with prolonged periods of use. This aspect is more favorable than the allmetal MBP that can be cold initially, but heats up quickly during use. We can’t guarantee that the matte black palm rest on the Dell XPS 15 protects against oil stains and smudges though.
The chiclet-style backlit keyboard seems strangely modest in its 15-inch frame, leaving a lot of unused space at the sides, which Dell could have better utilized to house a number pad. Backlighting is present, but the XPS 15 only lets you toggle between two levels of brightness.
The keys are soft and easy to strike, so you may end up with more typographical errors as the keyboard registers any key that your fingers may have unintentionally skimmed while traveling back and forth. Nevertheless, after you get accustomed to the entire keyboard island, you’ll find typing a breeze.
The trackpad feels velvety and polished, with a glassy texture coated in a sheer matte finish that’s consistent with the XPS 15’s interior. Although its surface is not as smooth as MBP’s, the XPS 15’s trackpad is marginally bigger, and Windows 8 gestures worked well using it.
The highlight of the new XPS 15 however is its beautiful QHD+ display. Besides the staggering resolution, it also delivers an impressive 400-nit brightness rating, has touch capabilities and a wide 160-degree viewing angle, which makes it a joy to share around.

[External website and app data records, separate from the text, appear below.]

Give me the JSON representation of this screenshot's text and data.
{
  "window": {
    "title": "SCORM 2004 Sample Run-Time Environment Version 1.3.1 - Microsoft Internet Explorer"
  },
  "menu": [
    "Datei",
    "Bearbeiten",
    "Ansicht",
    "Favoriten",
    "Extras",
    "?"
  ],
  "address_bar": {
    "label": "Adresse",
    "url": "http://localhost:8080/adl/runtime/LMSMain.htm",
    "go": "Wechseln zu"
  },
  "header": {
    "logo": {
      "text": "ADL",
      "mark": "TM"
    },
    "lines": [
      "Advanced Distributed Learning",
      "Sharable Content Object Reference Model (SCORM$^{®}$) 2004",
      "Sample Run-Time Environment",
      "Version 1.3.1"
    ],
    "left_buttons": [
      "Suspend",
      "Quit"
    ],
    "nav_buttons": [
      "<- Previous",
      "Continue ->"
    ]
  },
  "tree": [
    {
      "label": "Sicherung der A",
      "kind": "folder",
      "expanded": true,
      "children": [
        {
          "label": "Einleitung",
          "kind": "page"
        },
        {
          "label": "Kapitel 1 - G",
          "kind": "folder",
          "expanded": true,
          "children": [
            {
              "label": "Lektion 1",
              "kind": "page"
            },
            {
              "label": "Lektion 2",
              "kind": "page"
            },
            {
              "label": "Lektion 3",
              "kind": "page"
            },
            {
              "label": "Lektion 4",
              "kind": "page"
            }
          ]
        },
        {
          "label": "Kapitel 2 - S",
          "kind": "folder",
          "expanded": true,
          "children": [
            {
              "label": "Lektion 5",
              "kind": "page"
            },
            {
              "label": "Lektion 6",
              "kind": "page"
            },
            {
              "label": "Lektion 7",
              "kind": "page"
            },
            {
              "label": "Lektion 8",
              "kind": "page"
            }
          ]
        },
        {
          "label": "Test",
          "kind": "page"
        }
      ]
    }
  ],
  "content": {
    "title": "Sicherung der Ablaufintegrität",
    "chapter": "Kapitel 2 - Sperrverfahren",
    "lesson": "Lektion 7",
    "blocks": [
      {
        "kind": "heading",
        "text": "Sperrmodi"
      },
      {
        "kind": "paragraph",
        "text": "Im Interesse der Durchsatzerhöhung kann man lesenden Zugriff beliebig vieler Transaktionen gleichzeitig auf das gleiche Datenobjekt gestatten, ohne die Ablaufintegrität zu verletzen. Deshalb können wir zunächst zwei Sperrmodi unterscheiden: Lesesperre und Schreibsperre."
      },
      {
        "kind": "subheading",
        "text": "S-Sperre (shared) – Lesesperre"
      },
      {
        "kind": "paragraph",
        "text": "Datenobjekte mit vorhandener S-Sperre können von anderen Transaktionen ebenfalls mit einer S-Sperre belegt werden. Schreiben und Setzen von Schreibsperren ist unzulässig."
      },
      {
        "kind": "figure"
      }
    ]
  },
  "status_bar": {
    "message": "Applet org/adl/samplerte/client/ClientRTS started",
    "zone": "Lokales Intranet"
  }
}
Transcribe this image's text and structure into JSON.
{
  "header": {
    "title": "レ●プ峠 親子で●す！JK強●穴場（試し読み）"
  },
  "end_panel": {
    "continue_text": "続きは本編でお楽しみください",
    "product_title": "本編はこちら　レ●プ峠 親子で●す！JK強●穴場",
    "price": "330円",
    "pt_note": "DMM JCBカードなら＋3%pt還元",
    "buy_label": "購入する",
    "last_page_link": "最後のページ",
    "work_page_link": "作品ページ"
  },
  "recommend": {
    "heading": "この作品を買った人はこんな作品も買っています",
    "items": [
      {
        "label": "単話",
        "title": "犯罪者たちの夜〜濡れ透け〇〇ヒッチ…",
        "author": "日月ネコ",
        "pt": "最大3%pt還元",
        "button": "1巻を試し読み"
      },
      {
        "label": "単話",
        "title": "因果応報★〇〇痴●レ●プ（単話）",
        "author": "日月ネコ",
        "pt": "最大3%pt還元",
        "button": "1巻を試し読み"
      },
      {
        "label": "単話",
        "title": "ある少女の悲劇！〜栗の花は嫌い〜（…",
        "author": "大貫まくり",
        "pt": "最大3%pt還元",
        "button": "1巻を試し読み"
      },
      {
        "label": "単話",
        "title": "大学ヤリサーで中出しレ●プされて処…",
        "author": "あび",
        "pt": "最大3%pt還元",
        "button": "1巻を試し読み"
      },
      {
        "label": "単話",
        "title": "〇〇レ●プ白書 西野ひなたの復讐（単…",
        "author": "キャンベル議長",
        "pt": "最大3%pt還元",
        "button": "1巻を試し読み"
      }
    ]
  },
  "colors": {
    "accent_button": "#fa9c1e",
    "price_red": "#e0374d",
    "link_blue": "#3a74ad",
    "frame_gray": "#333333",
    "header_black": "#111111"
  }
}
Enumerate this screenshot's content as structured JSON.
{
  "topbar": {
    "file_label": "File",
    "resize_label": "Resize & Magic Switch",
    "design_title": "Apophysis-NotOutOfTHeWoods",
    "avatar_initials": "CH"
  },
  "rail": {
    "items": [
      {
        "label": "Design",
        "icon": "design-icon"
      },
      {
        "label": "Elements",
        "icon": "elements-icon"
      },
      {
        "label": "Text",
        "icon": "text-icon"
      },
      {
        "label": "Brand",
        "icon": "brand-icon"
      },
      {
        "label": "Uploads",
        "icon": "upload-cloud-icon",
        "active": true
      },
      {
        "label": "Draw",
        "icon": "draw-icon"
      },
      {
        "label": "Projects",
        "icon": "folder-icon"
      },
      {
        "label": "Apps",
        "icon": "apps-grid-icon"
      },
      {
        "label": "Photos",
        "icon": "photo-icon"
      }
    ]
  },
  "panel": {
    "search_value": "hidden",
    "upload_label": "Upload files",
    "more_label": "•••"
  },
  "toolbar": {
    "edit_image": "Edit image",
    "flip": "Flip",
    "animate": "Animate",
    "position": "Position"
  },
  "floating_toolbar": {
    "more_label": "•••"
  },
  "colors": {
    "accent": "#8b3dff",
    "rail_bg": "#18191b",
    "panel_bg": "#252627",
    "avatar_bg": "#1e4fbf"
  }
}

It delivers crisp visuals with vivid colors, and razorsharp text. Surprisingly, even under intense sunlight, there’s not much glare despite its gleaming surface. However, its reflectivity is quite an issue when viewing less vibrant content. We also found its touchscreen functionality to be relatively accurate and responsive, and navigation generally fluid. Although the notebook has a wide bezel design, the XPS 15’s edge-to-edge Corning Gorilla Glass NBT display ensures adequate protection against accidental scratches.
Audio is given a boost with Waves MaxxAudio Pro engineering. You have speakers situated in front of the base, facing forward so audio is projected amply and is unhindered by the lid. Again, the XPS 15 compares favorably against the MBP, which has speakers parked along the sides of the keyboard, so listening experience is compromised when the lid is not fully up. Understandably, the XPS 15 lacks in bass (as with most notebooks), but it does atone for that with its loud audio.
As a multimedia notebook, graphical performance of the updated XPS 15 with its Core i7 processor and GeForce 750M GPU matches a similarly-specced MBP. It scored 10180 in 3DMark 2013’s Cloud Gate benchmark, just slightly under our MBP’s score of 10365. However, it scored consistently lower than the MBP in all PC Mark 8 tasks, dragged down by its average mechanical HDD. The 32GB MSATA cache helped a little, but is obviously no stand-in for the proper SSD on our MBP.
It would seem that the XPS 15 was let down by its HDD, but having said that, do note that our equally specced MBP with a 512GB SDD is priced at $3,588. The XPS 15 can be had for $2,699. Still steep compared with most multimedia notebooks today, but Dell really did do an incredible job wwith the rest of the machine, especially the screen.
With built-in NVIDIA Surround technology, gamers can detect their enemy’s movement quicker and react before they do in FPS games.
All in all, the keyboard still serves its main purpose, but we thought the ample unused space could have been better utilized.